William Lee always knew he would leave Mandalay for America; his mother started the visa process for her family before her children were even born. What he did not foresee, however, was that the flavors of his hometown would follow him across the world to please palates across California’s Bay Area.
Before he set up Wanna-E – a food truck that serves ‘authentic Mandalay food’ to the suit-clad bustle of downtown San Francisco – Lee’s family moved along a trajectory that is well-known in the Sino-Burmese community. At the end of the Chinese Civil War, Lee’s grandparents on both sides were among the thousands of Chinese people who fled to Burma to escape the communist takeover.
“My grandparents were in the [Kuomintang] army. When they crossed down south to Yunnan, they said Burma was a very good country. So with all the wars going on, they immigrated to Burma,” Lee said.
The family first settled in Mogaung, Kachin State, and later moved to Mandalay, where Lee’s parents were born. His father opened a lumber business, and his mother ran a small supermarket. As they adapted to life in Mandalay, the family learned to recreate the city’s diversity in their cooking. The city’s Bama, Shan, Chinese and Indian tinges all came together in the family’s diet.
But by the 1980s, the country that had been a safe haven for one generation had less to offer to their children.
“The education system in Burma was not well-established, so for our sake, [my parents] abandoned their businesses and moved [to the US] with us,” Lee said.
His mother began the process of immigrating to the US in 1984, but only in 2004, when William was 16 years old, did the family finally make the move to California.
But 11 years later, after studying biochemistry and business at UC Davis and an unfulfilling stint as a banker, the American dream remained elusive to Lee.
For the next year, he searched for purpose in the streets of San Francisco as an Uber driver. While shuttling people around the city, he noticed a pattern. Every Friday, he would receive several requests for rides to the Fort Mason Center, located at the northern tip San Francisco. Intrigued by what he was clearly missing out on, William eventually decided to check out the scene.
What he discovered was a food truck bacchanalia hosted by a local event company called Off The Grid, where families and friends come together for live music, outdoor activities and flavors from around the world supplied by a rotating roster of over 200 food trucks.
“This is what originally gave me the food truck idea.
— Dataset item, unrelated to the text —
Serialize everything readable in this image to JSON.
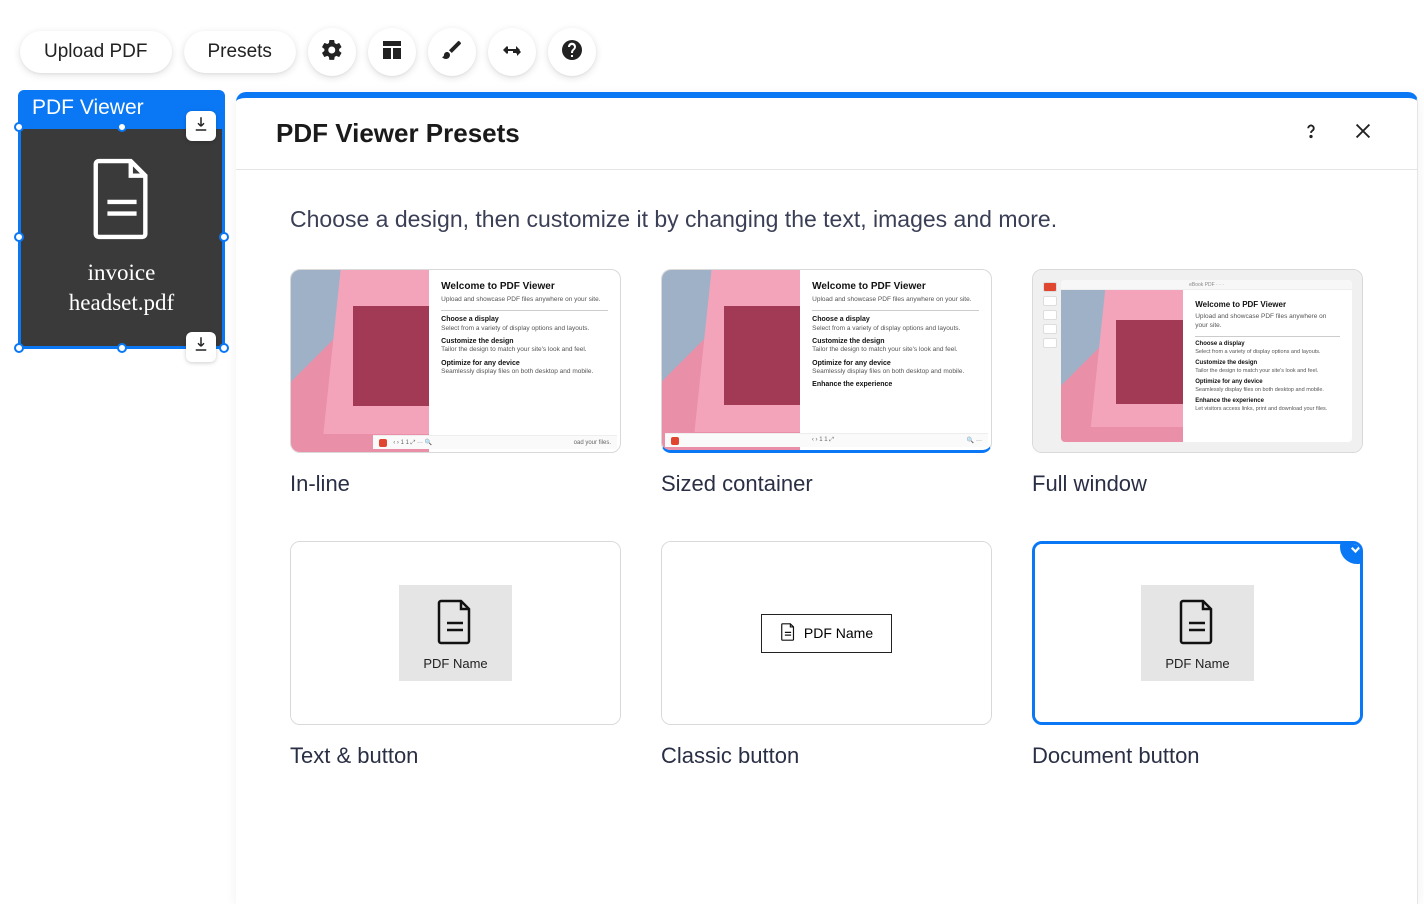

And then, I checked around if there was any competition for a Burmese truck. I didn’t see any,” William said.
Around the same time, William’s sister graduated from a course on culinary arts.
“My mom and my sister do great Burmese cooking. So I saw a great opportunity to dive in,” he said. Now all three of them run the food truck together.
The business took nine months to set up, and Wanna-E finally opened in March 2015.
“Wanna-E is just slang for ‘wanna eat’,” he explained. “When we were trying to find a name, we looked at the other Burmese restaurants in San Francisco and around the Bay Area. Most of them are Burma-themed, like Little Yangon or Burma Superstar,” William said, referencing just two of the many mega-popular Burmese restaurants in the area.
In addition to choosing a distinctive name for his truck and his business, William and his family also sought a flavor that would stand out among the many Burmese restaurants in the Bay Area.
“We don’t say we serve Burmese food—we say it’s Mandalay gourmet. Mandalay is very diverse. There are Bamar, Shan, Chinese, and Indian people there, and that comes out in our food.”
Wanna-E serves the kind of food you would find in Mandalay itself. The tea leaf salad is a coveted dish among San Franciscans and a favorite among Wanna-E customers. Other appetizers include ginger salad, pinto fritters, and golden tofu fries – all inspired by the streets of Lee’s hometown.
Another favorite is called ‘Not So Stinky Garlic Noodle’ – a take on sichet khao swe topped with braised pork and scallions and dressed in soy sauce and garlic oil. The shiitake noodle soup is a Yunnanese version of Shan noodles, often found in Mandalay.
Lee says the people of San Francisco have embraced Mandalay cuisine, even when it comes with such unfamiliar ingredients as dry shrimp powder. He says many customers recognize Myanmar from the news, and some even tell him about the time they visited Bagan. But most of his customer don’t know what Mandalay is. In these situations, he and his family are happy to tell their story.
So if you even find yourself on 2nd and Harrison in downtown San Francisco, make sure to grab a meal with the Lee family.